I shut the door behind her and within hours the words were twisting wicked and wrong. Can you hear that phone ringing? The wagons circled so quickly that I barely had room to breathe. I couldn’t breathe. In the weeks that followed I waited. I waited for these grown, god-fearing women I had trusted with my heart to step up in truth and begin to ask the tough questions. You know what they say about assuming?
Even though that circle of praying warriors had repeatedly affirmed that, “Love asks the questions,” I found the foundation of truth underneath all that posturing: they didn’t ask me even one question.
In the months that followed some voices were sent to speak the words, confirm the bias and spread more filth; others tried to ask, not knowing what they were supposed to be asking. There wasn’t any place that I could speak that was not already over-run with the dangerous crippling weapon of assumption.
- How do you speak truth when someone already believes they know all the answers?
- How can you answer the whys that never come?
- How do you answer questions that already conclude the answer that will be given?
- You know what they say about assuming?
Assuming the Worst
There were far more reasons for them to be right about me then to ask the questions necessary to understand everything that had transpired. They needed to believe the worst about me, then to be kind. No one had the time for kindness, to begin the hard work of searching for the whole truth. No one wanted the whole story... A whole story means you are responsible for what you uncover – both sides – a full truth.
There really are two sides to every story.
Everything that they were holding on to as community, authenticity, and “wholehearted” friendship was actually artificial harmony.
Pete Wilson says, “Community without truth is artificial harmony.”
I was devastated to learn that what I had been living among those women had not been authentic, wholehearted community…
- I learned that some people will never hear your, “NO.”
- Some people do not have the courage to speak, “Enough.”
- And we really are easily susceptible to following the mob.
Some of us have no one around us to speak the hard truth… and we like it that way. Life is easier in our comfort zones – truth-tellers make us uncomfortable.
I discovered how much assumption ruins relationships because: “An assumption is one person’s IDEA of what someone else is thinking, feeling or doing.” (Pete Wilson)
- Assuming isn’t seeking truth.
- Assuming is NOT discernment.
- Assuming keeps your ideas and beliefs unchecked…because you believe you are right and you slip into this headspace where you can not possibly be wrong. You can’t hear it – you won’t even try to hear it differently.
There is no room for failure, no room for growth, no room for love, no room for being wrong in the world of assuming.
Assumption places us on the road of reacting as if everything that happens outside our beliefs about ourselves and others – everything that does not fit in our assuming box is wrong and not right.
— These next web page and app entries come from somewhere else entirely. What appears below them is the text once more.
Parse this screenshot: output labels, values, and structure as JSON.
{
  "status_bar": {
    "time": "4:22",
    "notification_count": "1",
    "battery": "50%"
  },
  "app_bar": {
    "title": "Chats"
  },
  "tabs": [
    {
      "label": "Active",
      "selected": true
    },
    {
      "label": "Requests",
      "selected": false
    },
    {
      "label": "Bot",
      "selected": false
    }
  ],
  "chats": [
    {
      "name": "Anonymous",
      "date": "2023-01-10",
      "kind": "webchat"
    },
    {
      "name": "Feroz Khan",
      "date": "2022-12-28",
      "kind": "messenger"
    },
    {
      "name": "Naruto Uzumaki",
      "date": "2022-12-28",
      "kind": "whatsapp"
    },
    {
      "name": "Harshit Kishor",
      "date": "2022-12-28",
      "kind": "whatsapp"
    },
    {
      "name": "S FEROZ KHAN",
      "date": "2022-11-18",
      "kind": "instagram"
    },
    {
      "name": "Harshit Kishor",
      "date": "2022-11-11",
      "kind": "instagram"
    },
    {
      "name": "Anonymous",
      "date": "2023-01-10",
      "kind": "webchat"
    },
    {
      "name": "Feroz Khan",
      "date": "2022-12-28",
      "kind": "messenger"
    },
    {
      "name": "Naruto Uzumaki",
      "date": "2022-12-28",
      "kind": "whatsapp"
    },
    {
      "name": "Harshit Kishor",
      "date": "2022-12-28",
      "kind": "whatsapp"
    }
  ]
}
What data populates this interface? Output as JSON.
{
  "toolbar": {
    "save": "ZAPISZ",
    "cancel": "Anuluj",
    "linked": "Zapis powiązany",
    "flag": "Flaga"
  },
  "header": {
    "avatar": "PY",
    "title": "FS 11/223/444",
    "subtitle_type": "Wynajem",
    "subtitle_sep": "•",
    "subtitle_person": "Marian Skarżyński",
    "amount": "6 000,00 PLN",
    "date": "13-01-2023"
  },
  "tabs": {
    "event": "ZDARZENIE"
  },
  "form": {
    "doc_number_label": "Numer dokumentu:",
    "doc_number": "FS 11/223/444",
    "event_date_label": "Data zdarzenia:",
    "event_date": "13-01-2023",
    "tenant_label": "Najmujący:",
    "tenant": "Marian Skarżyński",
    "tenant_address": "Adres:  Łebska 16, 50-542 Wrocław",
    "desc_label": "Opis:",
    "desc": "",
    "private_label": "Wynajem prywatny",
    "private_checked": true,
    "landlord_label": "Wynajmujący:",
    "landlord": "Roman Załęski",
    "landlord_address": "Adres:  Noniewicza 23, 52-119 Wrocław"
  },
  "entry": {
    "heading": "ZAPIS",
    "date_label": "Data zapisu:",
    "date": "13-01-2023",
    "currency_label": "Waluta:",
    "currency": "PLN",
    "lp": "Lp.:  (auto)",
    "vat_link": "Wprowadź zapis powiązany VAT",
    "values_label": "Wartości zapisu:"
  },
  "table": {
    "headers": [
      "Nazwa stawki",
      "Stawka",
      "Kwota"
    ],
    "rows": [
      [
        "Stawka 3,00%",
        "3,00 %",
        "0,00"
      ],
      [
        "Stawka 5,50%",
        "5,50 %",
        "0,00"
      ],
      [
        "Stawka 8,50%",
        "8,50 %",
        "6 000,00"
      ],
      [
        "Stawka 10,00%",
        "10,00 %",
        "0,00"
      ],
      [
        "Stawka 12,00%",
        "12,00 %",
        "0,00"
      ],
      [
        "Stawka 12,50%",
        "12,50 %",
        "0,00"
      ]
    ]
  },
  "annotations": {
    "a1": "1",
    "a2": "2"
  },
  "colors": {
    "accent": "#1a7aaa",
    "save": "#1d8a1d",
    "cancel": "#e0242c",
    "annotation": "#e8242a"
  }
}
We begin to be unable to hear the voice of reason.
Do We Hear The Hard Answers
Then the questions have to be asked – Would someone be willing to bring their answers to us because they know we are willing to listen and hear the whole truth? Do the people around you – speak truth to you, willing to answer your questions honestly – because you are known as someone who will receive them and their truth in love and mercy and active listening? Because you are known for asking the right questions into hearts and lives.
OR do they keep their questions and reasons and answers to themselves walking around our egg shells because we can’t hear someone’s truth without over-reacting and slamming people back?
When someone is speaking to us – do we really listen or do we spend the whole conversation in our own heads waiting to reply… waiting to refute them?
Why would someone come to us with their truth when we act like we already have all the answers?
Why would they come to us – if we don’t hear them?
I cringe at assuming people. And I cringe when I realize how much I have been living under my own cloud of assumption.
“Parents often assume they know exactly what their children feel, think or want. Bosses may assume employees know exactly what they want when they ask for something. Church attenders assume they know exactly what the pastor’s motives are. All of this is mind-reading or assuming and it is dangerous.While you may be right from time to time, more often your assumptions lead to unnecessary conflict, worry, and broken relationships.
So today I just want to encourage you to stop and think. Instead of making assumptions how about asking questions.
Some of you will. Some of you won’t.
You know why?
Because some of you are more comfortable with your assumptions. You actually like the false reality you’ve created around you. It serves your agenda quite nicely.” -Pete Wilson (you can read the rest of this post at Pete’s blog…)
What agenda does your assumptions serve?
*this post which originally appeared August 15, 2011 has been polished, edited for content, and republished from my original blog Jezamama.